On September 15, Whelan was found guilty and sentenced to hang by Richards. Upon hearing their verdict, Whelan advanced to the jury dock and said "I am held to be a murderer. I am here standing on the brink of my grave, and I wish to declare to you and to my God that I am innocent, that I never committed this deed".[1]

Whelan appealed to the Court of Queen’s Bench of Ontario; but Richards had just been named to that court, and thus cast the deciding vote not to overturn his own judgment. In January 1869, Whelan appealed to the Ontario Court of Appeal only to find Richards again sitting on the deliberating body and casting his vote to not overturn his conviction of Whelan.[3] Whelan sent a letter to the Irish priest Dr. O'Connor on February 1, 1869 advising that it seemed his execution was imminent and he would request the priest's service and extreme unction on the scaffold.[6]

He was publicly hanged in front of 5,000 spectators on February 11, 1869 at the Carleton County Gaol. He met his death "with manliness and faith", and told the gathered crowd that he was innocent, although he did know who had killed McGee.[3] His last words were "God save Ireland and God save my soul".[5]

Legacy[edit]

Whelan's widow Bridget moved back to Montreal and lived as a recluse until her own death.[2]

Shortly after the debacle, the revolver Whelan was alleged to have used to murder McGee was lost. It surfaced as a family heirloom in the family of Scott Renwick in 1973, and 32 years later was offered at auction for $55,000.[8][9] The gun was eventually bought at the auction for 105,000 by the Canadian Museum of Civilization and is now part of their collection. In August 2002, a Catholic ceremony exhumed his remains from their grave in the former prison cemetery, and repatriated them alongside his wife's Montreal plot in Côtes des Neiges cemetery.[2]
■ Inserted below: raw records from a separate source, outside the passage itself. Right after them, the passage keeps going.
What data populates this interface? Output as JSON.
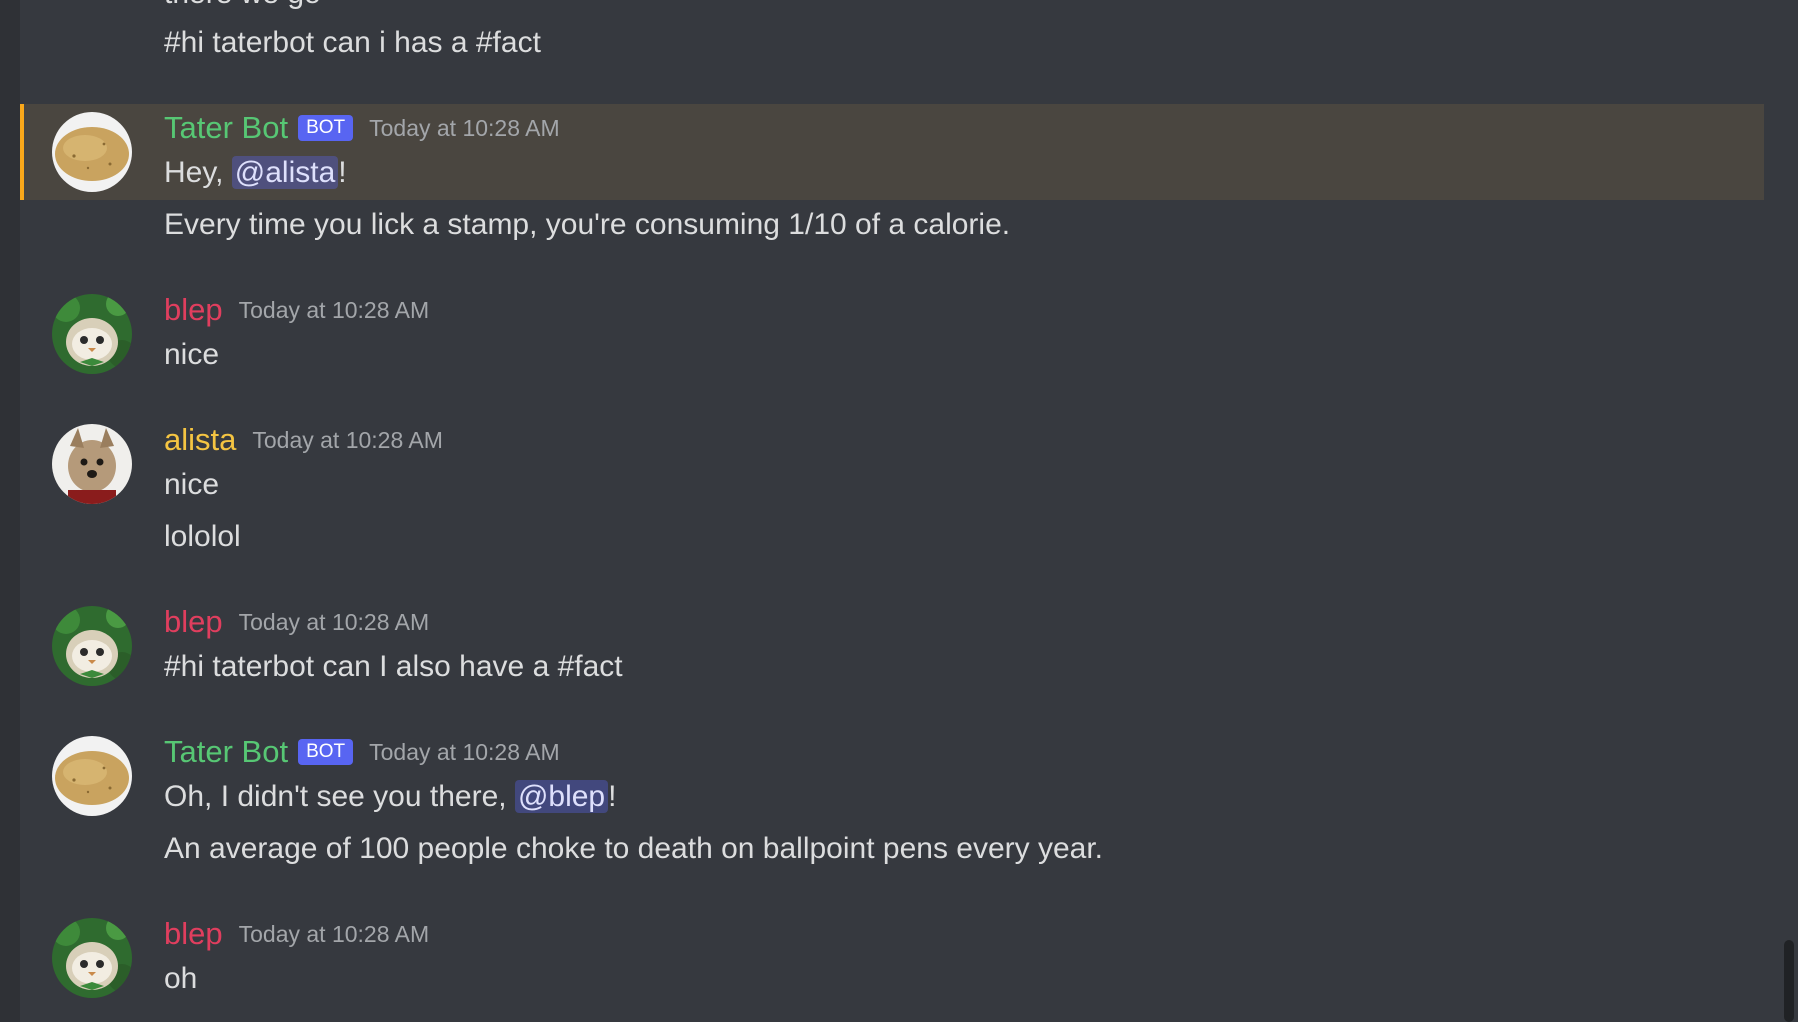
{
  "colors": {
    "bot_name": "#57c774",
    "blep_name": "#e03e5e",
    "alista_name": "#f5c542",
    "highlight_border": "#faa81a",
    "background": "#36393f"
  },
  "top_messages": {
    "partial_line": "there we go",
    "line": "#hi taterbot can i has a #fact"
  },
  "groups": [
    {
      "username": "Tater Bot",
      "bot_tag": "BOT",
      "timestamp": "Today at 10:28 AM",
      "avatar": "potato-avatar",
      "line1_prefix": "Hey, ",
      "line1_mention": "@alista",
      "line1_suffix": "!",
      "line2": "Every time you lick a stamp, you're consuming 1/10 of a calorie."
    },
    {
      "username": "blep",
      "timestamp": "Today at 10:28 AM",
      "avatar": "owl-avatar",
      "line1": "nice"
    },
    {
      "username": "alista",
      "timestamp": "Today at 10:28 AM",
      "avatar": "dog-avatar",
      "line1": "nice",
      "line2": "lololol"
    },
    {
      "username": "blep",
      "timestamp": "Today at 10:28 AM",
      "avatar": "owl-avatar",
      "line1": "#hi taterbot can I also have a #fact"
    },
    {
      "username": "Tater Bot",
      "bot_tag": "BOT",
      "timestamp": "Today at 10:28 AM",
      "avatar": "potato-avatar",
      "line1_prefix": "Oh, I didn't see you there, ",
      "line1_mention": "@blep",
      "line1_suffix": "!",
      "line2": "An average of 100 people choke to death on ballpoint pens every year."
    },
    {
      "username": "blep",
      "timestamp": "Today at 10:28 AM",
      "avatar": "owl-avatar",
      "line1": "oh"
    }
  ]
}
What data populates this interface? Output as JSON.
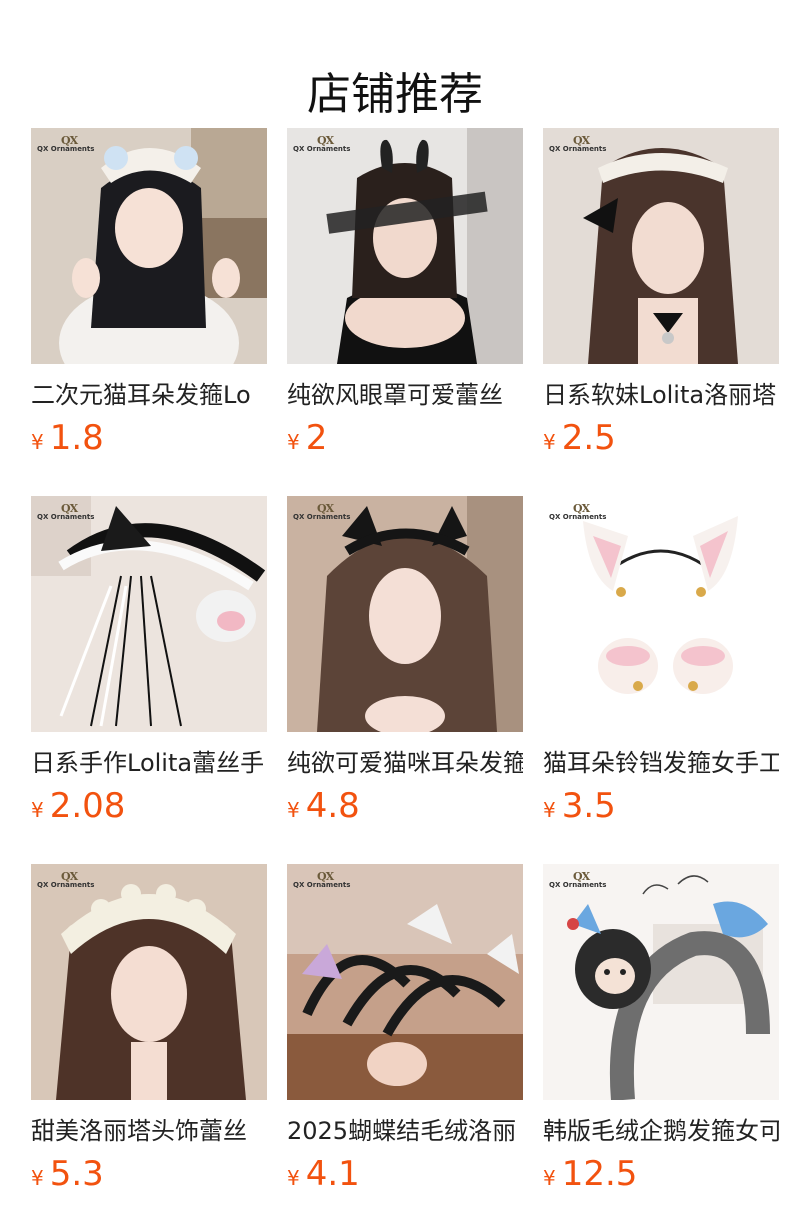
{
  "page_title": "店铺推荐",
  "currency_symbol": "¥",
  "watermark": {
    "logo": "QX",
    "text": "QX Ornaments"
  },
  "products": [
    {
      "title": "二次元猫耳朵发箍Lo",
      "price": "1.8"
    },
    {
      "title": "纯欲风眼罩可爱蕾丝",
      "price": "2"
    },
    {
      "title": "日系软妹Lolita洛丽塔",
      "price": "2.5"
    },
    {
      "title": "日系手作Lolita蕾丝手",
      "price": "2.08"
    },
    {
      "title": "纯欲可爱猫咪耳朵发箍",
      "price": "4.8"
    },
    {
      "title": "猫耳朵铃铛发箍女手工",
      "price": "3.5"
    },
    {
      "title": "甜美洛丽塔头饰蕾丝",
      "price": "5.3"
    },
    {
      "title": "2025蝴蝶结毛绒洛丽",
      "price": "4.1"
    },
    {
      "title": "韩版毛绒企鹅发箍女可",
      "price": "12.5"
    }
  ]
}
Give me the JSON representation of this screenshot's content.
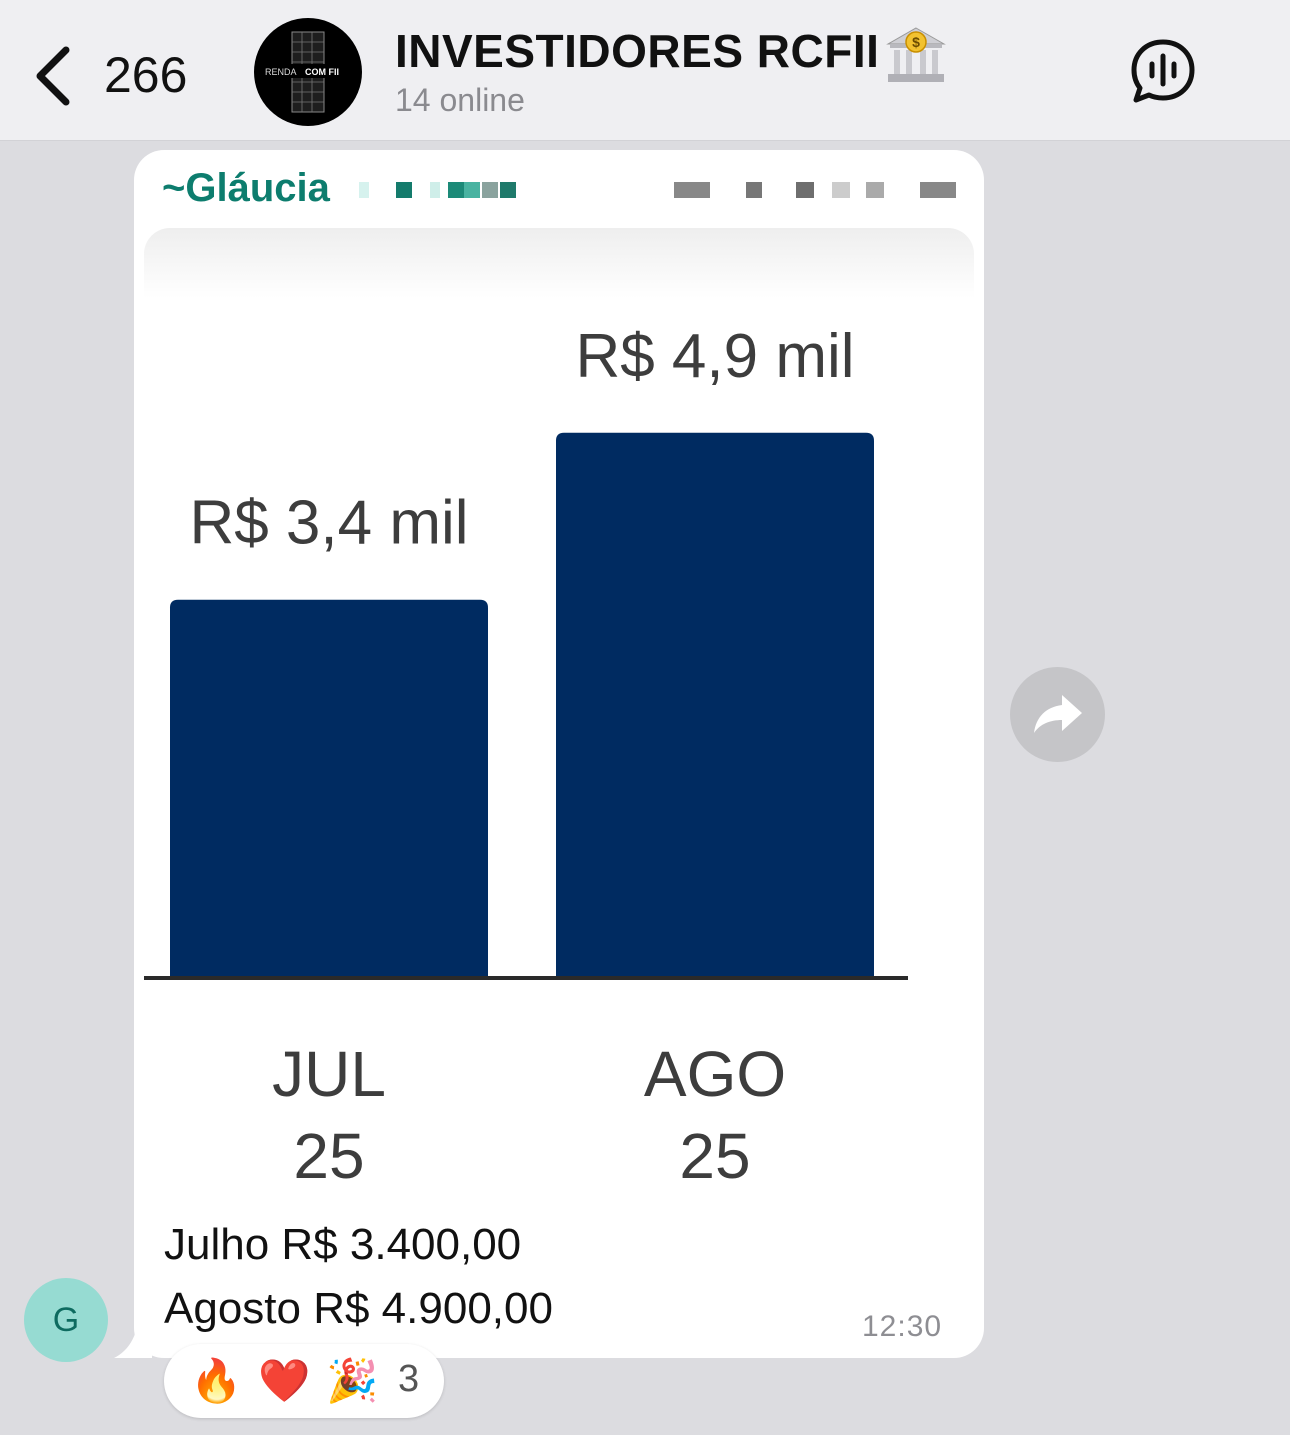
{
  "header": {
    "back_count": "266",
    "group_avatar_text_left": "RENDA",
    "group_avatar_text_right": "COM FII",
    "title": "INVESTIDORES RCFII",
    "title_emoji": "bank-dollar-icon",
    "subtitle": "14 online",
    "voice_chat_icon": "voice-chat-icon"
  },
  "message": {
    "sender_prefix": "~",
    "sender_name": "Gláucia",
    "caption_lines": [
      "Julho R$ 3.400,00",
      "Agosto R$ 4.900,00"
    ],
    "time": "12:30",
    "sender_avatar_letter": "G",
    "reactions": [
      "🔥",
      "❤️",
      "🎉"
    ],
    "reaction_count": "3",
    "forward_icon": "forward-arrow-icon"
  },
  "colors": {
    "bar": "#002b61",
    "sender_name": "#0d7d6e",
    "avatar_bg": "#96dbd2",
    "background": "#dcdce0"
  },
  "chart_data": {
    "type": "bar",
    "categories": [
      [
        "JUL",
        "25"
      ],
      [
        "AGO",
        "25"
      ]
    ],
    "values": [
      3400,
      4900
    ],
    "data_labels": [
      "R$ 3,4 mil",
      "R$ 4,9 mil"
    ],
    "title": "",
    "xlabel": "",
    "ylabel": "",
    "ylim": [
      0,
      7100
    ]
  }
}
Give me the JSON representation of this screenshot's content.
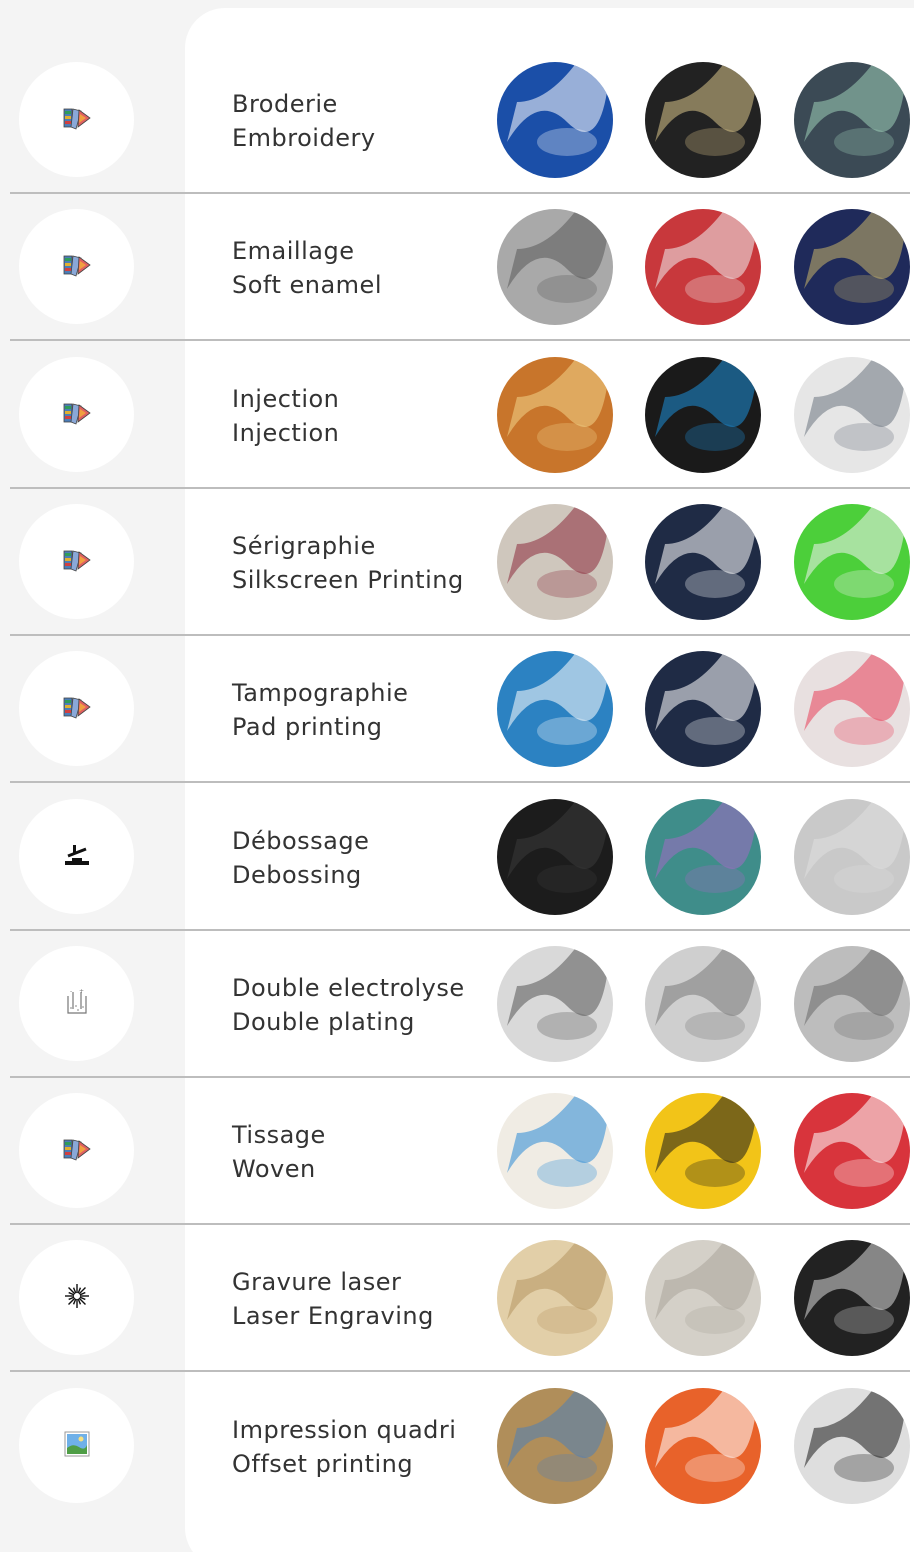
{
  "techniques": [
    {
      "fr": "Broderie",
      "en": "Embroidery",
      "icon": "color-swatch-icon",
      "samples": [
        {
          "bg": "#1b4fa8",
          "fg": "#ffffff"
        },
        {
          "bg": "#222222",
          "fg": "#d9c48a"
        },
        {
          "bg": "#3b4a55",
          "fg": "#9fd0b8"
        }
      ]
    },
    {
      "fr": "Emaillage",
      "en": "Soft enamel",
      "icon": "color-swatch-icon",
      "samples": [
        {
          "bg": "#a9a9a9",
          "fg": "#5a5a5a"
        },
        {
          "bg": "#c8383c",
          "fg": "#f1f1f1"
        },
        {
          "bg": "#1f2a5a",
          "fg": "#c9b56a"
        }
      ]
    },
    {
      "fr": "Injection",
      "en": "Injection",
      "icon": "color-swatch-icon",
      "samples": [
        {
          "bg": "#c8752b",
          "fg": "#f2d38a"
        },
        {
          "bg": "#1a1a1a",
          "fg": "#1e8fd8"
        },
        {
          "bg": "#e6e6e6",
          "fg": "#6c7480"
        }
      ]
    },
    {
      "fr": "Sérigraphie",
      "en": "Silkscreen Printing",
      "icon": "color-swatch-icon",
      "samples": [
        {
          "bg": "#cfc7bd",
          "fg": "#8c2a3c"
        },
        {
          "bg": "#1f2b45",
          "fg": "#ffffff"
        },
        {
          "bg": "#4ccf3a",
          "fg": "#f2f2f2"
        }
      ]
    },
    {
      "fr": "Tampographie",
      "en": "Pad printing",
      "icon": "color-swatch-icon",
      "samples": [
        {
          "bg": "#2c82c2",
          "fg": "#ffffff"
        },
        {
          "bg": "#1f2b45",
          "fg": "#ffffff"
        },
        {
          "bg": "#e8e0e0",
          "fg": "#e8405a"
        }
      ]
    },
    {
      "fr": "Débossage",
      "en": "Debossing",
      "icon": "debossing-press-icon",
      "samples": [
        {
          "bg": "#1c1c1c",
          "fg": "#3a3a3a"
        },
        {
          "bg": "#3f8d8a",
          "fg": "#a36bc4"
        },
        {
          "bg": "#c9c9c9",
          "fg": "#dedede"
        }
      ]
    },
    {
      "fr": "Double electrolyse",
      "en": "Double plating",
      "icon": "electrolysis-beaker-icon",
      "samples": [
        {
          "bg": "#d9d9d9",
          "fg": "#555555"
        },
        {
          "bg": "#cfcfcf",
          "fg": "#7a7a7a"
        },
        {
          "bg": "#bdbdbd",
          "fg": "#6a6a6a"
        }
      ]
    },
    {
      "fr": "Tissage",
      "en": "Woven",
      "icon": "color-swatch-icon",
      "samples": [
        {
          "bg": "#f0ece4",
          "fg": "#2a8ad6"
        },
        {
          "bg": "#f2c418",
          "fg": "#1b1b1b"
        },
        {
          "bg": "#d8343c",
          "fg": "#ffffff"
        }
      ]
    },
    {
      "fr": "Gravure laser",
      "en": "Laser Engraving",
      "icon": "laser-burst-icon",
      "samples": [
        {
          "bg": "#e2cfa8",
          "fg": "#b59660"
        },
        {
          "bg": "#d4d0c8",
          "fg": "#a9a49a"
        },
        {
          "bg": "#222222",
          "fg": "#d9d9d9"
        }
      ]
    },
    {
      "fr": "Impression quadri",
      "en": "Offset printing",
      "icon": "photo-print-icon",
      "samples": [
        {
          "bg": "#b08e5a",
          "fg": "#4f7fb8"
        },
        {
          "bg": "#e8622a",
          "fg": "#ffffff"
        },
        {
          "bg": "#dedede",
          "fg": "#1b1b1b"
        }
      ]
    }
  ]
}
Whelan's case is dramatized in Pierre Brault's 1999 play, Blood On The Moon. His solo performance was filmed for a one-hour special on Bravo television.[10]

References[edit]

  1. ^ a b c d e f g h i j k l m n o p q r s t u v w x y Spaight, George. Ottawa Times, Trial of Patrick J. Whelan for the murder of the Hon. Thos. D'Arcy McGee, 1868
  2. ^ a b c FamousCanadians.net, James Patrick Whelan biography
  3. ^ a b c d e Dictionary of Canadian Biography Online, Whelan, Patrick James
  4. ^ CBC Radio, Radio documentary examining Whelan's guilt for the McGee murder[dead link]
  5. ^ a b c d e f g h i Phenix, Patricia. "Private Demons: The tragic personal life of John A. Macdonald", 2006. pp. 190-193
  6. ^ Casey, Maurice. "The Parish of St. Patrick of Ottawa and what led to it", 1900.
  7. ^ Doumic, Rene. "La poesie lyrique en France", 1898. p. 486
  8. ^ D'Arcy McGee assassin's gun for sale. CBC News, May 2, 2005
  9. ^ Thomas D'Arcy McGee
  10. ^ [1]